Quebec independent and experimental filmmaker Baylaucq was similarly excited by the prospect of using emerging film technologies for his new, human evolution-inspired dance film. It marks his second collaboration with choreographer Navas for the National Film Board of Canada, where he served as a filmmaker-in-residence from 2009 to early 2011. After investigating motion-capture, green screen and other recent cinematic tools, he landed on infrared thermal imaging cameras owned by the U.S. military.

"They're like a classified technology. They're used for night vision and military operations. They're used for high-end scientific and medical applications, but they've never been used for dance before," he told CBC.

In a stroke of luck, Baylaucq ended up speaking to the very optical engineer who designed the cameras thanks to a shot-in-the-dark attempt to find the company making them.

"I had to infect him with the idea of 'Let's do a film with this technology' because he's a creator in his own right – he's a scientific designer. He said 'Yeah, I want to do this. I want to have this camera used for the first time in a cultural creation,'" Baylaucq recounted.

"One of the reasons the human body is such a good subject [for these cameras is because] it's an ultra-conductor of heat. We lose a lot of heat… The interesting thing about having semi- or almost-totally nude dancers is that they're expressing themselves in heat in an unimpeded way, which is the perfect subject for these cameras. They read heat, they want to see heat," he said.

Ora's dancers — who appear luminescent, but distinctive since each person emits a different heat signature — have their identities masked by what the filmmaker describes as a "virtual costume."

"The infrared look [presents] kind of an organic clone of each dancer," according to Baylaucq, who described the result as ideal in the presentation of potentially tricky semi-nudity.

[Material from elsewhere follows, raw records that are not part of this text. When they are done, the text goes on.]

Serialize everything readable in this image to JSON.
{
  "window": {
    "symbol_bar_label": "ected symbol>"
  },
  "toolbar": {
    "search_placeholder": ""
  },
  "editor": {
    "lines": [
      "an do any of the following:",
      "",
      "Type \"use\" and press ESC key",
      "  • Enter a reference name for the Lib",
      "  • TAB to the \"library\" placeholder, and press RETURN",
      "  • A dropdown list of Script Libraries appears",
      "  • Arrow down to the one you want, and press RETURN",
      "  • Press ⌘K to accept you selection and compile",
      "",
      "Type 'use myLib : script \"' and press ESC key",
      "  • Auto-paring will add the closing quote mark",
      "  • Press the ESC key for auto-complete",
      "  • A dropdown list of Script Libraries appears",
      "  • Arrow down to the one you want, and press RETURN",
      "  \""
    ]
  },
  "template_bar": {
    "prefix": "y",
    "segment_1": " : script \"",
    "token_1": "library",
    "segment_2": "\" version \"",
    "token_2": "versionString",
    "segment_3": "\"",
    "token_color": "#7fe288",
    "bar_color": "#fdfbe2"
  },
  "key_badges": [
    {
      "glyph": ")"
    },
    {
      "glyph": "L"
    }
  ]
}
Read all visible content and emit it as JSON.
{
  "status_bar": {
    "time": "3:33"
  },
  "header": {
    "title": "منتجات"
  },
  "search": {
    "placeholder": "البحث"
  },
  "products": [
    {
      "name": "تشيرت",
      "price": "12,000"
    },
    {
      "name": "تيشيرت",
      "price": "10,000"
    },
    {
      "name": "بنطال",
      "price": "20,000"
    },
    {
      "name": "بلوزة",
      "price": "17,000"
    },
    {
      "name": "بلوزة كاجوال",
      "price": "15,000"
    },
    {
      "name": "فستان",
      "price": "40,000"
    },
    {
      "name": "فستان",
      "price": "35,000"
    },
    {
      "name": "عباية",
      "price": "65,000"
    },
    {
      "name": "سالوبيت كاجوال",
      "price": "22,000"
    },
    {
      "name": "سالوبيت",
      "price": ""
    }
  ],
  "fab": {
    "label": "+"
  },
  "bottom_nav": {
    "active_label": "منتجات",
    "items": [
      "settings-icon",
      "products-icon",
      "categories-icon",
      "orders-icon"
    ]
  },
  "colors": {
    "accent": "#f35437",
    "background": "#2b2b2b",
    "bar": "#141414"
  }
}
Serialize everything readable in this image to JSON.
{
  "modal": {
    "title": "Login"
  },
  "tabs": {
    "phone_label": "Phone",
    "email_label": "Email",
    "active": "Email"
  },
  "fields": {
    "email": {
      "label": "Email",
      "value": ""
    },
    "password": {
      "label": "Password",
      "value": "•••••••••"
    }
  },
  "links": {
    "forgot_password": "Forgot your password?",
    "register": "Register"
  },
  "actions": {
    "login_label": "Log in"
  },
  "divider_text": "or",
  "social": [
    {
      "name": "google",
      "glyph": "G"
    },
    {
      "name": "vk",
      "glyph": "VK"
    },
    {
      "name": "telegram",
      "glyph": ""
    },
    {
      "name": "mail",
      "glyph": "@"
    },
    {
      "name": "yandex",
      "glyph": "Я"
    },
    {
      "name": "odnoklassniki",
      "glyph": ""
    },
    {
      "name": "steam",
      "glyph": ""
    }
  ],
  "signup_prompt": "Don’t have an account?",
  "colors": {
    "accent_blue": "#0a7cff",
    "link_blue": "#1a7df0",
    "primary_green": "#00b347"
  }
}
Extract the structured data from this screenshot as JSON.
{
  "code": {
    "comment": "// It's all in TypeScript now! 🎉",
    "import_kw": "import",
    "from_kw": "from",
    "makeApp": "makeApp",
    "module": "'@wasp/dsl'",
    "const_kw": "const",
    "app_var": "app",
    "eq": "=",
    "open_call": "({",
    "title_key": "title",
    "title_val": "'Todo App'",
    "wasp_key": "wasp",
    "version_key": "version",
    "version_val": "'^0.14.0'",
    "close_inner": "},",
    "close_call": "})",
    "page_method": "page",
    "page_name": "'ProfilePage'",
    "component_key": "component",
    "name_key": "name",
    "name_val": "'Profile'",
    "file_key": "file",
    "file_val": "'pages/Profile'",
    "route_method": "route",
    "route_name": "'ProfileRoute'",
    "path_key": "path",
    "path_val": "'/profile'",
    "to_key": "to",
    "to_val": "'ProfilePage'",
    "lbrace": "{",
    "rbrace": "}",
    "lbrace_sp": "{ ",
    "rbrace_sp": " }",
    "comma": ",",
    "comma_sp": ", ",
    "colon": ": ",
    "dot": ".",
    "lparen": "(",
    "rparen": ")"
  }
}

"It’s not a turn on. It’s not an issue. It’s not erotic. It’s just naked human bodies doing a heat thing."

Despite the project having "leap-frogged" over layers of bureaucracy with Baylaucq’s successful phone call,  NFB producer René Chénier still faced many organizational difficulties, including securing the proper cross-border work permits and authorization for Ora's dancers and film crew (since the thermal cameras were not permitted to leave the U.S.) in time for the one short window in the performers' busy schedules.


German master filmmaker Wim Wenders, second from left, shoots in 3D to capture the dance world of Pina Bausch in his film Pina. (TIFF)

The final product was worth it, however, since it has remained "in the human spirit, in the organic template" the filmmakers envisioned from the very start, and avoided falling into the "cold aesthetic" of other films using cutting-edge film effects, said Chénier.

Indeed, while the multiplexes are increasingly filled with commercial 3D films, Wenders feels few are exploring 3D's true potential — perhaps a reason why many movie-goers remain unimpressed by the technology.

"A lot of people don't think it's actually a new language. They don't think it's a new medium. They think it's a gimmick. But it is really, truly, a new film language comparable only to when sound was added," he said.

For the makers of Ora, the key is to remember that the story comes first, with new cinematic technologies to simply be used as tools to tell that story in an innovative manner to attract audiences.

"The draw is the technology.. but it was never our intention to make a film to showcase the technology," Baylaucq said.

"But if they come to see the film because they're intrigued about the new way it's going to look and they get swept away by the story, then something great is happening."

Ora will be paired with Pina in Quebec theatres beginning in mid-December. The Canadian short will also be screened at other film festivals as well as dance festivals and technological conferences. Talks are ongoing for further release.


An image from the 3D dance film Ora, directed by Philippe Baylaucq. (National Film Board of Canada)